## REQUIREMENT
The required answer is an exact copy of every entry underneath.

**** AVAILABLE RECORDS ****

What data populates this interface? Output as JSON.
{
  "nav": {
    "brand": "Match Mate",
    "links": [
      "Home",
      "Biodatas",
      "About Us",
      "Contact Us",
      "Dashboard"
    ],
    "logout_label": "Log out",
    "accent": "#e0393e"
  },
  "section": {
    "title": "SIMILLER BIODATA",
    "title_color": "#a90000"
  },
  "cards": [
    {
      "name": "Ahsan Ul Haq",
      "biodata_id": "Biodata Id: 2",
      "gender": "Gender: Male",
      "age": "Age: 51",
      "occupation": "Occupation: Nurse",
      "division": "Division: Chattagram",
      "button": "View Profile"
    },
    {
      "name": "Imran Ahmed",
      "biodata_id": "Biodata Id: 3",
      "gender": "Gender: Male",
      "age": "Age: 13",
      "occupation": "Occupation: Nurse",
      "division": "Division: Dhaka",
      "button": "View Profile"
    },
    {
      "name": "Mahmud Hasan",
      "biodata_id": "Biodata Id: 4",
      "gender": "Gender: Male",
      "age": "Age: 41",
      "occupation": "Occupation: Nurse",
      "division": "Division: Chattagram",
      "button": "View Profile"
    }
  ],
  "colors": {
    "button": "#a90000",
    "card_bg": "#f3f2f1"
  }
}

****

## WRITTEN SOLUTION
What data populates this interface? Output as JSON.
{
  "nav": {
    "brand": "Match Mate",
    "links": [
      "Home",
      "Biodatas",
      "About Us",
      "Contact Us",
      "Dashboard"
    ],
    "logout_label": "Log out",
    "accent": "#e0393e"
  },
  "section": {
    "title": "SIMILLER BIODATA",
    "title_color": "#a90000"
  },
  "cards": [
    {
      "name": "Ahsan Ul Haq",
      "biodata_id": "Biodata Id: 2",
      "gender": "Gender: Male",
      "age": "Age: 51",
      "occupation": "Occupation: Nurse",
      "division": "Division: Chattagram",
      "button": "View Profile"
    },
    {
      "name": "Imran Ahmed",
      "biodata_id": "Biodata Id: 3",
      "gender": "Gender: Male",
      "age": "Age: 13",
      "occupation": "Occupation: Nurse",
      "division": "Division: Dhaka",
      "button": "View Profile"
    },
    {
      "name": "Mahmud Hasan",
      "biodata_id": "Biodata Id: 4",
      "gender": "Gender: Male",
      "age": "Age: 41",
      "occupation": "Occupation: Nurse",
      "division": "Division: Chattagram",
      "button": "View Profile"
    }
  ],
  "colors": {
    "button": "#a90000",
    "card_bg": "#f3f2f1"
  }
}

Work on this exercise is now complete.